In their prohibition petition, relators have not alleged that respondents have taken any steps to force them to comply with the subpoena duces tecum.   That is, relators' have not alleged that respondents have tried to dismiss their complaints or otherwise sanction them for failing to provide the requested information.   As to this point, we would indicate that the mere scheduling of a hearing on the matter does not constitute a sanction.   Thus, even if we assume that the failure to follow Kalmbach would suffice to demonstrate a total lack of jurisdiction for purposes of a prohibition claim, relators' allegations do not show that such a failure has actually occurred.

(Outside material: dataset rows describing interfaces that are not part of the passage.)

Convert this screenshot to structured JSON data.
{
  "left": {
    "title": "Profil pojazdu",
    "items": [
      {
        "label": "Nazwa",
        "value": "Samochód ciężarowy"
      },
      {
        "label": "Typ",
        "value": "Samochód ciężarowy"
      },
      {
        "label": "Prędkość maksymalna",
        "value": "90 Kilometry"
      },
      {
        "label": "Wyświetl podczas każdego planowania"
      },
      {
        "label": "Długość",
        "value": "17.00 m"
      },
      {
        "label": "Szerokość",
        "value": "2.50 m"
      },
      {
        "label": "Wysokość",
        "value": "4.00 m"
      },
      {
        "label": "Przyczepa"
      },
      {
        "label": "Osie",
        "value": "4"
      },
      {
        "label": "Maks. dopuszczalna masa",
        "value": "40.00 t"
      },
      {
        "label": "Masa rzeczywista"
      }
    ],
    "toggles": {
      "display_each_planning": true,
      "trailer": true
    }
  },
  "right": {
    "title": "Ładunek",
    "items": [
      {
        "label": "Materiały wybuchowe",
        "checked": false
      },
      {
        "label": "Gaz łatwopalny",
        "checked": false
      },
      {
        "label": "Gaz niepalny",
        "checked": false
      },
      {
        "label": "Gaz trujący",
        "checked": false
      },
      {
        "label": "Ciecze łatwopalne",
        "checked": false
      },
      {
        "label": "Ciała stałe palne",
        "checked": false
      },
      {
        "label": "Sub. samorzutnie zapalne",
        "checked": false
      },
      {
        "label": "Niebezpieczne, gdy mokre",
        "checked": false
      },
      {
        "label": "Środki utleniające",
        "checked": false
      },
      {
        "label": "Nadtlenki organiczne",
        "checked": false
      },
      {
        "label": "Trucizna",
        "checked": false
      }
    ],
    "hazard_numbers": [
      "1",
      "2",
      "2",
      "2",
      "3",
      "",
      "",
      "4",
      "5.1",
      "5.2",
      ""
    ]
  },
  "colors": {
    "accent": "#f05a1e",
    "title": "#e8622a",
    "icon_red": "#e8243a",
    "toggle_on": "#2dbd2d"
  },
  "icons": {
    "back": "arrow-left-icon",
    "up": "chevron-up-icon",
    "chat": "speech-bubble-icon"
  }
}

As a separate basis for their motion to dismiss, respondents assert that the propriety of the subpoena cannot be challenged in the context of a prohibition case because there are other types of actions in which the issue could be raised.   In response, relators argue that none of these other actions constitute an adequate legal remedy because they would be required to produce the disputed documents before they could litigate the subpoena issue in a subsequent action.

 Again, this court concludes that the Kalmbach analysis is controlling on this matter.   The foregoing quotes from Kalmbach readily indicate that the Supreme Court of Ohio has envisioned that discovery issues in actions before the board of revision should be litigated in an appeal from the board's decision on the merits.   Under the Kalmbach procedure, if a board of revision denies the property owner's complaint on the basis that the owner has failed to provide sufficient evidence to sustain its burden of proof, the owner can appeal that decision to either the Board of Tax Appeals or a court of common pleas.   As part of such an appeal, the owner can raise the issue of whether the requested information was relevant to the valuation of the property in question.

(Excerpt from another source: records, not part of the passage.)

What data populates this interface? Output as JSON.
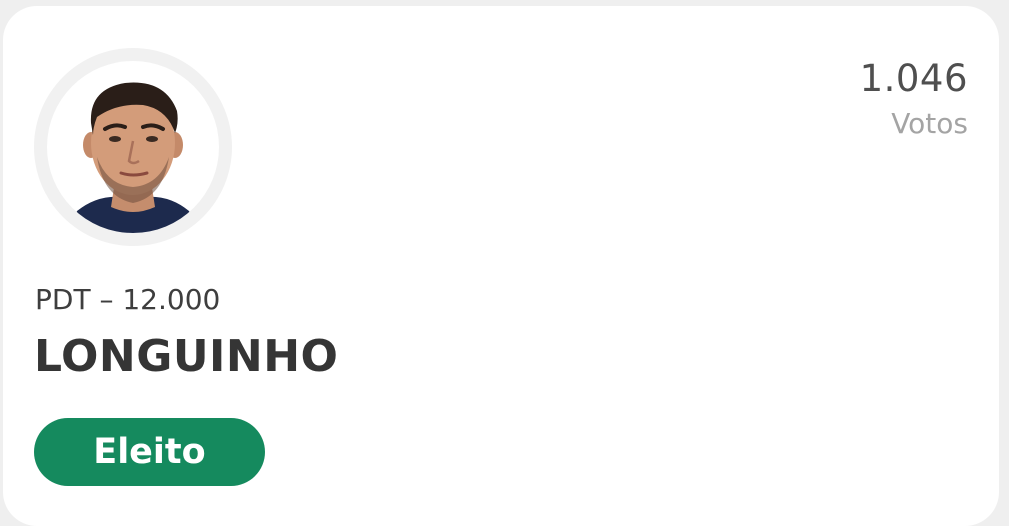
{
  "candidate": {
    "name": "LONGUINHO",
    "party_number": "PDT – 12.000",
    "votes_count": "1.046",
    "votes_label": "Votos",
    "status": "Eleito"
  },
  "colors": {
    "status_badge": "#158a5e",
    "name_text": "#353535",
    "votes_label_text": "#a4a4a4"
  }
}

Pursuant to this procedure, relators would not be required to disclose the disputed documents before bringing an appeal to the Board of Tax Appeals or a court of common pleas.   Consequently, the appeal would constitute an adequate legal remedy because it would essentially give relators the opportunity to achieve the same result as they have tried to obtain in the instant action.1

In applying Civ.R. 12(B)(6), the Supreme Court of Ohio has stated that a petition can be dismissed for failing to state a viable claim when the allegations indicate beyond doubt that the relator/plaintiff can prove no set of facts under which the requested relief could be granted.   See State ex rel. Boggs v. Springfield Local School Dist. Bd. of Edn. (1995), 72 Ohio St.3d 94, 95, 647 N.E.2d 788, 790-791.   Consistent with the foregoing analysis, this court holds that respondents have met this standard in relation to both the second and third elements of relators' prohibition claim.   Relators' own allegations indicate that they will not be able to show that they lack an adequate legal remedy and that respondents have acted beyond the scope of their authority.

Accordingly, respondents' motion to dismiss is granted.   It is the order of this court that relators' prohibition petition is hereby dismissed.

Judgment accordingly.


1.   Respondents argue in their motion to dismiss that discovery issues can also be litigated in a proceeding under R.C. 5715.10.   In light of our interpretation of the Kalmbach decision, it is not necessary for this court to address this specific argument.


FORD, P.J., CHRISTLEY and NADER, JJ., concur.

Was this helpful?

Thank you. Your response has been sent.

Welcome to FindLaw's Cases & Codes

A free source of state and federal court opinions, state laws, and the United States Code. For more information about the legal concepts addressed by these cases and statutes visit FindLaw's Learn About the Law.

Go to Learn About the Law

Docket No: No. 99-L-159.

Decided: April 03, 2000

Court: Court of Appeals of Ohio,Eleventh District, Lake County.

Get a profile on the #1 online legal directory

Harness the power of our directory with your own profile. Select the button below to sign up.

Sign up

Learn About the Law

Get help with your legal needs

FindLaw’s Learn About the Law features thousands of informational articles to help you understand your options. And if you’re ready to hire an attorney, find one in your area who can help.

Learn more about the law
Copied to clipboard